Records excerpted from a collection:
····················

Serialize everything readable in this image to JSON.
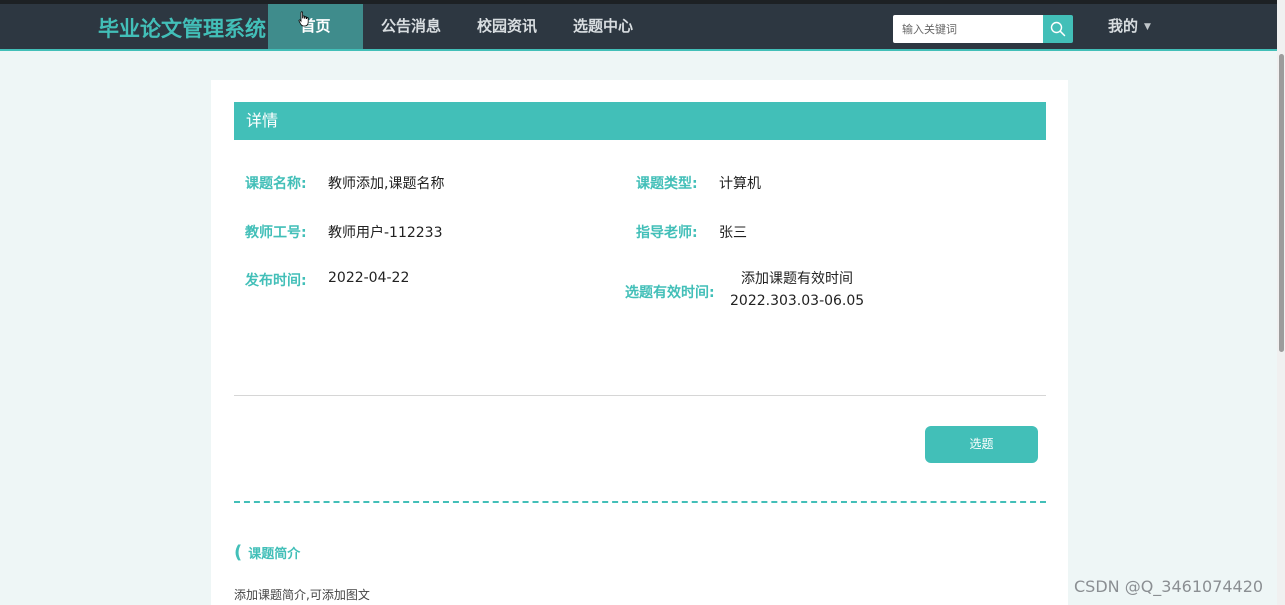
{
  "header": {
    "brand": "毕业论文管理系统",
    "nav": [
      {
        "label": "首页",
        "active": true
      },
      {
        "label": "公告消息",
        "active": false
      },
      {
        "label": "校园资讯",
        "active": false
      },
      {
        "label": "选题中心",
        "active": false
      }
    ],
    "search_placeholder": "输入关键词",
    "mine_label": "我的"
  },
  "detail": {
    "header": "详情",
    "fields": {
      "topic_name": {
        "label": "课题名称:",
        "value": "教师添加,课题名称"
      },
      "topic_type": {
        "label": "课题类型:",
        "value": "计算机"
      },
      "teacher_id": {
        "label": "教师工号:",
        "value": "教师用户-112233"
      },
      "advisor": {
        "label": "指导老师:",
        "value": "张三"
      },
      "publish_time": {
        "label": "发布时间:",
        "value": "2022-04-22"
      },
      "valid_time": {
        "label": "选题有效时间:",
        "value_line1": "添加课题有效时间",
        "value_line2": "2022.303.03-06.05"
      }
    },
    "select_button": "选题",
    "intro_title": "课题简介",
    "intro_text": "添加课题简介,可添加图文"
  },
  "watermark": "CSDN @Q_3461074420",
  "colors": {
    "accent": "#42bfb8",
    "navbar": "#2d3741",
    "background": "#eef6f6"
  }
}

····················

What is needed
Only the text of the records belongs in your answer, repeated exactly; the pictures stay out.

Exercise output
Serialize everything readable in this image to JSON.
{
  "header": {
    "brand": "毕业论文管理系统",
    "nav": [
      {
        "label": "首页",
        "active": true
      },
      {
        "label": "公告消息",
        "active": false
      },
      {
        "label": "校园资讯",
        "active": false
      },
      {
        "label": "选题中心",
        "active": false
      }
    ],
    "search_placeholder": "输入关键词",
    "mine_label": "我的"
  },
  "detail": {
    "header": "详情",
    "fields": {
      "topic_name": {
        "label": "课题名称:",
        "value": "教师添加,课题名称"
      },
      "topic_type": {
        "label": "课题类型:",
        "value": "计算机"
      },
      "teacher_id": {
        "label": "教师工号:",
        "value": "教师用户-112233"
      },
      "advisor": {
        "label": "指导老师:",
        "value": "张三"
      },
      "publish_time": {
        "label": "发布时间:",
        "value": "2022-04-22"
      },
      "valid_time": {
        "label": "选题有效时间:",
        "value_line1": "添加课题有效时间",
        "value_line2": "2022.303.03-06.05"
      }
    },
    "select_button": "选题",
    "intro_title": "课题简介",
    "intro_text": "添加课题简介,可添加图文"
  },
  "watermark": "CSDN @Q_3461074420",
  "colors": {
    "accent": "#42bfb8",
    "navbar": "#2d3741",
    "background": "#eef6f6"
  }
}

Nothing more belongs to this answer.